Brubaker (1980, USA)
Why don’t we run prisons like this and save on salary costs? This is an extraordinary tale based on the real-life story of Tom Murton, who in 1967-68 exposed corruption and mass murder in the Tucker and Cummins State Prison Farms in Arkansas – and was promptly fired by a worried State Governor after the first three (of an estimated 200) bodies of prisoners murdered by the trustee prison guards were exhumed at Cummins.
In the film Henry Brubaker is the new prison warden who (unlike Murton) goes into his Wakefield prison farm undercover as a prisoner, before revealing his true position when the corruption and sadism start to become too awkward to ignore. His prison is essentially run by long-term trustees (ie prisoners), with a bit of administrative support from one or two paid workers thrown in. It’s a tough gig. The brutal prisoner-guards run their rackets, the prison’s governing board takes its slings, the farm and cheap prison labour make huge money for corrupt locals, and Brubaker takes them all on, alone.
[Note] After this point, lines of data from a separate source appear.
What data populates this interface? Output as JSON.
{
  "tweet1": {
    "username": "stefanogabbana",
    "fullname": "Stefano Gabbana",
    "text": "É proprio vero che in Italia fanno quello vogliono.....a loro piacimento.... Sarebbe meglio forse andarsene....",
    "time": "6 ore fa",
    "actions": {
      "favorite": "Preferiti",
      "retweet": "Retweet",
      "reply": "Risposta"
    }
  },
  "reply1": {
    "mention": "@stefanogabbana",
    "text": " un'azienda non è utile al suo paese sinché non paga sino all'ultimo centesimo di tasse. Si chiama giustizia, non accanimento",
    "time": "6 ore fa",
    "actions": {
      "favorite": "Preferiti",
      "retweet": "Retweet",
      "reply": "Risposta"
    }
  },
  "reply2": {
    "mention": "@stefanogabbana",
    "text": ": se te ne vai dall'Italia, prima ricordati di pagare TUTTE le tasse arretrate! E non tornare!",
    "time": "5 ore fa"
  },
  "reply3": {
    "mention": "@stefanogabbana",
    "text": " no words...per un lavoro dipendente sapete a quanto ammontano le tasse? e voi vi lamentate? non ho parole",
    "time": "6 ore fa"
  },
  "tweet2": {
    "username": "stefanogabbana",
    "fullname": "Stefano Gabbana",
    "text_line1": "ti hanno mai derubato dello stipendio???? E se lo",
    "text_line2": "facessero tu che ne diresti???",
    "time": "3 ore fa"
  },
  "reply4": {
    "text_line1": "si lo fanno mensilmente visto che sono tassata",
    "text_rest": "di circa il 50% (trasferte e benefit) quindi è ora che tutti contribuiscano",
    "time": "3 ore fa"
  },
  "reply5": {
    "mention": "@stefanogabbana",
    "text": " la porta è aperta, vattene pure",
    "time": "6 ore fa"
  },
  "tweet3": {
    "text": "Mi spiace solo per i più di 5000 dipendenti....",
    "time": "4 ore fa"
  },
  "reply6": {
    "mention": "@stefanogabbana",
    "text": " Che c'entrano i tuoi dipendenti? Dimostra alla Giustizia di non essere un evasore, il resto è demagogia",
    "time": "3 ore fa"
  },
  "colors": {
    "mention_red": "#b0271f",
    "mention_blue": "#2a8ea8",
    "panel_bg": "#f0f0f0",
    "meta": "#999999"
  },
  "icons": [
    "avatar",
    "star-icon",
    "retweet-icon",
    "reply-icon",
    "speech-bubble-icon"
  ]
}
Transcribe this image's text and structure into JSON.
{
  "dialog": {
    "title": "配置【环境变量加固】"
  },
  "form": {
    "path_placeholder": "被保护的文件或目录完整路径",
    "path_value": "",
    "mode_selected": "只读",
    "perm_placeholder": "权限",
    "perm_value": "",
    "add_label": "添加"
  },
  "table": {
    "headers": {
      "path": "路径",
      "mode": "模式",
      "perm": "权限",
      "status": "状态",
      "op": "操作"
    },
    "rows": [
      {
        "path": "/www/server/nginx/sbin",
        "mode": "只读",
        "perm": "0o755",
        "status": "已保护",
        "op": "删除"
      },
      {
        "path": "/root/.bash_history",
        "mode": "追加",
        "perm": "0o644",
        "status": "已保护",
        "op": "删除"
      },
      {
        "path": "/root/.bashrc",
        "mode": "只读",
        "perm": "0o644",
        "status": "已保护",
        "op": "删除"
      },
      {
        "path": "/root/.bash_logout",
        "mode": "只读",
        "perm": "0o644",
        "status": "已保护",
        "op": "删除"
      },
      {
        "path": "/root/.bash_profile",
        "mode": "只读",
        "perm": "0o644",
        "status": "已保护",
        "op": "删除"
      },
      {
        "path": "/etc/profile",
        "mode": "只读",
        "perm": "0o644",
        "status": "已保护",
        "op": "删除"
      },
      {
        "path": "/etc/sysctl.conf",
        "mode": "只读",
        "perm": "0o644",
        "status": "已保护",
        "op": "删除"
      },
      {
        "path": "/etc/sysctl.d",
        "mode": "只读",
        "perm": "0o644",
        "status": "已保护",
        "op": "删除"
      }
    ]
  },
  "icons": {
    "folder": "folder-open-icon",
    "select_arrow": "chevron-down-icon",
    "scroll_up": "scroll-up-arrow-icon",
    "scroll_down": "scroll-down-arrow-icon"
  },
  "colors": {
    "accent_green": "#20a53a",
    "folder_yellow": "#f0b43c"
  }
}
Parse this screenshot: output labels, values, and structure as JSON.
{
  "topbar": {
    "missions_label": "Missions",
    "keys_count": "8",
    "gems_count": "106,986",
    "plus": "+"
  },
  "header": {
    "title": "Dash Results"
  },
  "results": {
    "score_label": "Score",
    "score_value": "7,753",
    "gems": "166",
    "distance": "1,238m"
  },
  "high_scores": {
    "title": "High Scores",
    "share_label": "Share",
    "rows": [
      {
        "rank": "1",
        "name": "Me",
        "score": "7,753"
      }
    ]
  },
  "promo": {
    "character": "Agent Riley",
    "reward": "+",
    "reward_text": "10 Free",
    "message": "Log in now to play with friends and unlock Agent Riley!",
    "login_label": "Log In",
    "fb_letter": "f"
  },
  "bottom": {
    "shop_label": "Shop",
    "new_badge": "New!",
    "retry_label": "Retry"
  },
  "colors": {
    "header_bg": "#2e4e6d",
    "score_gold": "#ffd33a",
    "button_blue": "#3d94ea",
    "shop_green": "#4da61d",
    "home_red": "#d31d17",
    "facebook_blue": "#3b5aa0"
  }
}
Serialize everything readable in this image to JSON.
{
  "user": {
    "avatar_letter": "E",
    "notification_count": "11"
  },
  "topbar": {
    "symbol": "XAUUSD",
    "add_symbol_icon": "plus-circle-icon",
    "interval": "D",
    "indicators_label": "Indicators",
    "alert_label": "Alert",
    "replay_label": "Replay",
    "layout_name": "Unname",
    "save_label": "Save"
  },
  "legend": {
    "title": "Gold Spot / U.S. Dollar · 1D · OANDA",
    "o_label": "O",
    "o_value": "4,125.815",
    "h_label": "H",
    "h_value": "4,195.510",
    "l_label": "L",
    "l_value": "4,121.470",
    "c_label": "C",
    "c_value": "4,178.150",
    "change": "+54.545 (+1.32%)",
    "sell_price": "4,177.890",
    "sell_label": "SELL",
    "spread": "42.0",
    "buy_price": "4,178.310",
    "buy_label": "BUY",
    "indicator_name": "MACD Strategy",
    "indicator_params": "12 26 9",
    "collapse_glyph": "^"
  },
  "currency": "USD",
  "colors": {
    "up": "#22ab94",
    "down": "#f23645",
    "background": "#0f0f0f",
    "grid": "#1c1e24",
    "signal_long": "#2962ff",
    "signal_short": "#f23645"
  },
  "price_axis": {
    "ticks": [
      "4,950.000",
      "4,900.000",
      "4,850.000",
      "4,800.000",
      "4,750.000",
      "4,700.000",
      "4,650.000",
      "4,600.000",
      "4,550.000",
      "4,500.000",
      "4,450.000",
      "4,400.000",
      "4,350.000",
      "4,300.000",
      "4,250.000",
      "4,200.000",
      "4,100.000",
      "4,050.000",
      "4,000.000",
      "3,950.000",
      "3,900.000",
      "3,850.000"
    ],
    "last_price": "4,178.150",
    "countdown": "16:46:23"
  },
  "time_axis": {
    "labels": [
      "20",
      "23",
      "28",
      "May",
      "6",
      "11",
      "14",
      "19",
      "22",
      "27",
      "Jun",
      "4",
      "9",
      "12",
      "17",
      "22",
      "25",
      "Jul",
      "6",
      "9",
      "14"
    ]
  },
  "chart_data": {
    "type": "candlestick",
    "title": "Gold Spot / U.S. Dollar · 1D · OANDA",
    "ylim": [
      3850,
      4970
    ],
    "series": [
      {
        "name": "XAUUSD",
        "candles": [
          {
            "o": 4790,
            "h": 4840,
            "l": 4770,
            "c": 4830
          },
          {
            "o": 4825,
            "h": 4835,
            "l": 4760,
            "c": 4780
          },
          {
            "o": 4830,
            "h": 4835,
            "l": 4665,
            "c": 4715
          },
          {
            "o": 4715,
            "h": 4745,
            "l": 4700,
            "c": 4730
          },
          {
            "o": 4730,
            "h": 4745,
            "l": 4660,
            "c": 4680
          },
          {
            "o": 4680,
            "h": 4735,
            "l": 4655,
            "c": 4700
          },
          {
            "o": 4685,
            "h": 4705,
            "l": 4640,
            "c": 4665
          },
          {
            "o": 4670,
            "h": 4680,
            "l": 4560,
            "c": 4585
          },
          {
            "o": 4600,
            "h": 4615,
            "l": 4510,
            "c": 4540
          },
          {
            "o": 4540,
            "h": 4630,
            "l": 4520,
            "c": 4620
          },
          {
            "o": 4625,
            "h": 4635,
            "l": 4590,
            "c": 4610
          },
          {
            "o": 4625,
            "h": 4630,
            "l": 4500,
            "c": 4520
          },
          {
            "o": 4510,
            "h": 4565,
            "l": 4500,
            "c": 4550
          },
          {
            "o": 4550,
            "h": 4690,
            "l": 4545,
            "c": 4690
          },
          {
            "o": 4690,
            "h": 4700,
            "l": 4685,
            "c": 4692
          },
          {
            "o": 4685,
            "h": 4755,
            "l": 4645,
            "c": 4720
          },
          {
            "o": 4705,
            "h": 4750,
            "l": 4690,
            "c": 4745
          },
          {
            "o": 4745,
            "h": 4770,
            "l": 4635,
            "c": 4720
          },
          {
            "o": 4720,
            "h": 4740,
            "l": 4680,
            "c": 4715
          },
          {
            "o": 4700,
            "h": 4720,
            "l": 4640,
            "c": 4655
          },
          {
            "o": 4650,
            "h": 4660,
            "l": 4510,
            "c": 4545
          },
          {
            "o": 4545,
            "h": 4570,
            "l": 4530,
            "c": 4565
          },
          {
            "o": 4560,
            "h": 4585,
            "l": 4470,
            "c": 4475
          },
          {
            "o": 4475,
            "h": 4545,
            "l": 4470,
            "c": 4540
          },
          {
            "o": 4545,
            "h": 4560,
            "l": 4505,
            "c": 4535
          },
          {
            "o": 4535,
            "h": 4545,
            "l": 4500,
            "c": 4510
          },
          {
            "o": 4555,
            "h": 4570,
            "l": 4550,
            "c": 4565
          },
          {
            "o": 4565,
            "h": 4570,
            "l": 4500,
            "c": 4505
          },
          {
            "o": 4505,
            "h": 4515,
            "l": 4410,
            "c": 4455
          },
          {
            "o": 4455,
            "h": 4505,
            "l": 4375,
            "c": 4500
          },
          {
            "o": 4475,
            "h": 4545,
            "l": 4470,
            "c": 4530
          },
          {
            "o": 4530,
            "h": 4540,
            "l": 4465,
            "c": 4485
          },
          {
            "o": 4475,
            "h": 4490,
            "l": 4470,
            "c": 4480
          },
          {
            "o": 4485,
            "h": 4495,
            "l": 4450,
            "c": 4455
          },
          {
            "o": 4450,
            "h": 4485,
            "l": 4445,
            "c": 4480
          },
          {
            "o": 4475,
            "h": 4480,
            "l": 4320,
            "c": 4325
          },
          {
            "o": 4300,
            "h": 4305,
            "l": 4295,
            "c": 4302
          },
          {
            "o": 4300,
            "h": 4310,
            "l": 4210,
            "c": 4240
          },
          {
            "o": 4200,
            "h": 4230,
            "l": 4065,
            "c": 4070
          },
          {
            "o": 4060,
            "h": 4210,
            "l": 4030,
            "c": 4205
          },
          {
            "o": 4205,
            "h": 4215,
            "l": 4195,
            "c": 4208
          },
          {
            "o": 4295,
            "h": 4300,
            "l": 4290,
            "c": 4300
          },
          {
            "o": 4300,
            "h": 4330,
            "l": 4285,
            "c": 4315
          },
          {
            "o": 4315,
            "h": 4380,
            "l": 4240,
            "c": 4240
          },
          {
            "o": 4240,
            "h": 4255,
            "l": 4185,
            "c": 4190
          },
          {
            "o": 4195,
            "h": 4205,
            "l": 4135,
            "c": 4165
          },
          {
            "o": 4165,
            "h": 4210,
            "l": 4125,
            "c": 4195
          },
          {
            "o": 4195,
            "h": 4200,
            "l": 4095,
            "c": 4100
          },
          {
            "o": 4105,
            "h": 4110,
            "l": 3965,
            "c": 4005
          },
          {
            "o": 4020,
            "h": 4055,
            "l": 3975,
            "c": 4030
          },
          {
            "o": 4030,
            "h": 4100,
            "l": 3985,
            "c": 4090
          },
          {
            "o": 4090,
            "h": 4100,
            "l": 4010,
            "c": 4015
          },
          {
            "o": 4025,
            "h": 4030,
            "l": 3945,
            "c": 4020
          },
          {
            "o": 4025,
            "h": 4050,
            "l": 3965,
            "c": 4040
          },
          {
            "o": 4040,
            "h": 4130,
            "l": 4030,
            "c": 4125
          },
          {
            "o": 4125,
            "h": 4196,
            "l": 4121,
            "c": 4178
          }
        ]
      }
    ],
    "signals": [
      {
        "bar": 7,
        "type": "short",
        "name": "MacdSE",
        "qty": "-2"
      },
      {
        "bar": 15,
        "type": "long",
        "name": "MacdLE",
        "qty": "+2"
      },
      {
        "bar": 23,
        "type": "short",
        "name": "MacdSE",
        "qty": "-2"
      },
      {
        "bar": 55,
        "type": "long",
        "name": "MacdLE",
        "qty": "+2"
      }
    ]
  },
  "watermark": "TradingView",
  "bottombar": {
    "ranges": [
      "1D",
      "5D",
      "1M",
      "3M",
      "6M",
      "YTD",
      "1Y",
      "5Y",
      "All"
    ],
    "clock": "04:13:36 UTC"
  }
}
It’s hard to get one’s head around a prison run by armed prisoners (but that bit was true, paid guards being too expensive, it seems), and just as hard to think of reformist criminologists being as debonair and good looking as Robert Redford. Murton (dark haired, daggy and bespectacled) was no doubt very flattered.
Posted on May 2nd, 2009 at 12:23 am. Updated on August 21st, 2009 at 6:46 pm.
#7 in the Top 500